Vincy Workplace
September 21, 2007

Defeating the crab in the barrel

You know that old saying about crabs in a barrel never letting another crab crawl out? It seems a few crabs always hang on to the rising crab and pull it back down.

Is your career suffering from that “crab in the barrel” mentality?{{more}} Do you sometimes feel isolated or ostracized when you approach friends and family with some of your goals and aspirations? If you’re not sure what the crab in the barrel mentality is, let’s look at two examples, one for readers abroad and one for local readers.

You came for the opportunity-so, take it! Most people who aspire to migrate to America want to live in Brooklyn, as that is where many of our emigrants go. Yet, while the United States may be filled with opportunity, Brooklyn and communities like Brooklyn make moving up very difficult. The minute someone tries to break away from the pack and do something new to advance his or her career, they are ridiculed.

Because West Indians generally value family and friends, many prefer to stay close to home and take a job they are familiar with, instead of stepping outside their comfort zone. West Indians who do buck the trend are often referred to as “bourgeois” or “stuck-up”, when all they are trying to do is take advantage of opportunities. Yes, family is important, but you must leave room for new ventures.

In order to really push your career to the max, you have to meet and socialize with people who are different, people who have no ties to the Caribbean; and you need to do so on a regular basis. That’s called networking. Don’t think twice about attending an event where you might be the only black person; about attending the opera, playing golf, going to a baseball or hockey game; about venturing out with work colleagues or having dinner at the house of a coworker.

In the United States, as in the Caribbean and around the world, many hiring decisions are made through referrals. The best jobs are never advertised, so if your network of friends is limited, your career opportunities will be limited as well. You have to decide, enough of the tired old familiar party scenes with the same conversations about the same people and their same personal lives. Branch out, explore, and get yourself on track. Take advantage of all America has to offer.

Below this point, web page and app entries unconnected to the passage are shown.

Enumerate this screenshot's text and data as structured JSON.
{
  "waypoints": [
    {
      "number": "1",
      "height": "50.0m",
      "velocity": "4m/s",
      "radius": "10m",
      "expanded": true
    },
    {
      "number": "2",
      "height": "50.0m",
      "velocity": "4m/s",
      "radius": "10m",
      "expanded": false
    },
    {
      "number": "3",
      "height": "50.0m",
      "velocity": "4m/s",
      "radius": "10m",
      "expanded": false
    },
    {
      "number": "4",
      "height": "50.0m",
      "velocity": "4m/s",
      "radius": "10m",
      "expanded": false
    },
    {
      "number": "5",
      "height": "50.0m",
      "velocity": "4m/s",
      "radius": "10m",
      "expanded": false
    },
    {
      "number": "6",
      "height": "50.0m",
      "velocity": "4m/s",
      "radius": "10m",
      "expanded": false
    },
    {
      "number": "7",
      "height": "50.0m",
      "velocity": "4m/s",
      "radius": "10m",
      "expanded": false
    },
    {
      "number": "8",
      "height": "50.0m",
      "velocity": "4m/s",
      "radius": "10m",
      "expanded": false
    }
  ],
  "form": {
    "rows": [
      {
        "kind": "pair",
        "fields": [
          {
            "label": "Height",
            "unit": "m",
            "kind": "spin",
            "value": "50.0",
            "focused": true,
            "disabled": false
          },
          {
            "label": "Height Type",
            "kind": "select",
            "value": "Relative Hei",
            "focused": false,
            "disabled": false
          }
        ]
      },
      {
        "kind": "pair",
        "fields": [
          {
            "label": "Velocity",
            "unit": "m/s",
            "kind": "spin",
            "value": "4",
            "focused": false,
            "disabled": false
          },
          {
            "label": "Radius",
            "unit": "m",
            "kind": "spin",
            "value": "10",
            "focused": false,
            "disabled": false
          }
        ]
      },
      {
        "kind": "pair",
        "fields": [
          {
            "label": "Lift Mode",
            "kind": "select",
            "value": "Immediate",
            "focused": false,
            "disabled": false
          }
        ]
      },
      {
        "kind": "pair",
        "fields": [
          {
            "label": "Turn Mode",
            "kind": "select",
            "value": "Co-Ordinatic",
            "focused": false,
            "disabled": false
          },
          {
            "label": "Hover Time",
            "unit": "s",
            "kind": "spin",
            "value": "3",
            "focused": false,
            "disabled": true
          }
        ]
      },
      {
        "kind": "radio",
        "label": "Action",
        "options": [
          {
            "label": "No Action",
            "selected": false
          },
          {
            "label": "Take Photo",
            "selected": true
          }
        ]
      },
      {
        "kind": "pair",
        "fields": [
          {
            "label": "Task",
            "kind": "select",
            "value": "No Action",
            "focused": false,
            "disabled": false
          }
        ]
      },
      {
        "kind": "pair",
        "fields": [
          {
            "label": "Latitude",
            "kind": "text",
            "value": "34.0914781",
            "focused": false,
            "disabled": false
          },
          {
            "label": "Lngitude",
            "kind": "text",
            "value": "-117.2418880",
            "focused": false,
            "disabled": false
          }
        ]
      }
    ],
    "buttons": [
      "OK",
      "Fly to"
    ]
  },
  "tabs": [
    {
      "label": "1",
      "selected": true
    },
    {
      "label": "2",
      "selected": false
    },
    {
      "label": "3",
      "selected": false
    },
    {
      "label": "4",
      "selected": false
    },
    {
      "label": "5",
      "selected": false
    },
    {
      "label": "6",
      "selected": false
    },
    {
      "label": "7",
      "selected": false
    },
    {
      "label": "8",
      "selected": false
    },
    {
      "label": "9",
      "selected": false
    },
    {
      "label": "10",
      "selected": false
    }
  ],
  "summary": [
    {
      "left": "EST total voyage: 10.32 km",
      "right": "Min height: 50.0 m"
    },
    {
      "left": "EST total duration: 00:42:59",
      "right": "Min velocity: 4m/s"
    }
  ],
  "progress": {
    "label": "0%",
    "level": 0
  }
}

It’s never too late: Adult Education is slowly becoming more popular, but it’s still not always accepted. Why shouldn’t a woman in her 40s, 50s, or even 60s, whose kids are gone or in school decide she wants to go back to school to broaden her horizons? She would probably be met with comments like: “What is wrong with you?” or “Girl, your days done!” or “What you trying to play?”

Sad, but true-not many women would consider returning to school. She would more likely stay in the job she’s had for years and simply wait for early retirement alongside her friends . . . because that’s what keeps their relationships, their conversations going. Should she decide to break out of the pack, she might no longer have a desire to talk about the same things, and the new ideas she gained from school would mean nothing to her old friends. Instead of risking her friends and their ridicule, she stays in the same old rut.

Or imagine a man who is a tradesman trying to convince his friends on the block that he wants to put down his tools and go back to school to become a bank employee or salesman. Crazy isn’t it? Or is it?

Too many people let their friends define them and limit them. Opportunities are available, but only for those who can shake the crab holding on to their feet. Funny thing is, if you help one crab out, that might be the one to come back and release the rest, those who remain physically and mentally trapped in the barrel.

Karen Hinds President/CEO – Workplace Success Group,
Toll Free: 1-877-902-2775; Tel: 1-203-757-4103
Creator of The Workplace Success Program (TM)